### WHAT IS BEING ASKED
Below are some records. Set each one down exactly as it reads.

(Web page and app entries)
╭──

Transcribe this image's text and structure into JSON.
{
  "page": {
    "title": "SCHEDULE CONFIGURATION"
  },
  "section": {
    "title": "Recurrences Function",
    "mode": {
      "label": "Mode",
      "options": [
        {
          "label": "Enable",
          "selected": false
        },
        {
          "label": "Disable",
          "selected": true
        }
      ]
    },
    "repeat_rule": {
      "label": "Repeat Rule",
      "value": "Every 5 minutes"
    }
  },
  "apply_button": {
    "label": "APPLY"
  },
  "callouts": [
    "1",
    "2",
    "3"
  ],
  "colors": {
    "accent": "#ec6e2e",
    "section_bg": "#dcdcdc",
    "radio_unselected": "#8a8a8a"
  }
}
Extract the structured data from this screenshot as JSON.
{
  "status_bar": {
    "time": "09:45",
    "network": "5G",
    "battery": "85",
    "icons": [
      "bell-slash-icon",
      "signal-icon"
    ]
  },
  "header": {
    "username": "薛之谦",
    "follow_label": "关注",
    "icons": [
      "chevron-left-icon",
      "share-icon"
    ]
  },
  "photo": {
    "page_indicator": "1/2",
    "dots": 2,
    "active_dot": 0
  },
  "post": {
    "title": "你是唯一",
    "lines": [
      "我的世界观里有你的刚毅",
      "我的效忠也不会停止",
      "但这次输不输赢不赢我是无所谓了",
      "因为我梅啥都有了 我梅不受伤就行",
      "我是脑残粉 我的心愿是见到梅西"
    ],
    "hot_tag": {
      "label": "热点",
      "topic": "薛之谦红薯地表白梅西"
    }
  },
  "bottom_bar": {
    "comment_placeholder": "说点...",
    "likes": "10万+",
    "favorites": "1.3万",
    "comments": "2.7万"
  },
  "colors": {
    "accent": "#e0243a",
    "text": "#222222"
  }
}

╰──

### TASK ANSWER
Transcribe this image's text and structure into JSON.
{
  "page": {
    "title": "SCHEDULE CONFIGURATION"
  },
  "section": {
    "title": "Recurrences Function",
    "mode": {
      "label": "Mode",
      "options": [
        {
          "label": "Enable",
          "selected": false
        },
        {
          "label": "Disable",
          "selected": true
        }
      ]
    },
    "repeat_rule": {
      "label": "Repeat Rule",
      "value": "Every 5 minutes"
    }
  },
  "apply_button": {
    "label": "APPLY"
  },
  "callouts": [
    "1",
    "2",
    "3"
  ],
  "colors": {
    "accent": "#ec6e2e",
    "section_bg": "#dcdcdc",
    "radio_unselected": "#8a8a8a"
  }
}
Extract the structured data from this screenshot as JSON.
{
  "status_bar": {
    "time": "09:45",
    "network": "5G",
    "battery": "85",
    "icons": [
      "bell-slash-icon",
      "signal-icon"
    ]
  },
  "header": {
    "username": "薛之谦",
    "follow_label": "关注",
    "icons": [
      "chevron-left-icon",
      "share-icon"
    ]
  },
  "photo": {
    "page_indicator": "1/2",
    "dots": 2,
    "active_dot": 0
  },
  "post": {
    "title": "你是唯一",
    "lines": [
      "我的世界观里有你的刚毅",
      "我的效忠也不会停止",
      "但这次输不输赢不赢我是无所谓了",
      "因为我梅啥都有了 我梅不受伤就行",
      "我是脑残粉 我的心愿是见到梅西"
    ],
    "hot_tag": {
      "label": "热点",
      "topic": "薛之谦红薯地表白梅西"
    }
  },
  "bottom_bar": {
    "comment_placeholder": "说点...",
    "likes": "10万+",
    "favorites": "1.3万",
    "comments": "2.7万"
  },
  "colors": {
    "accent": "#e0243a",
    "text": "#222222"
  }
}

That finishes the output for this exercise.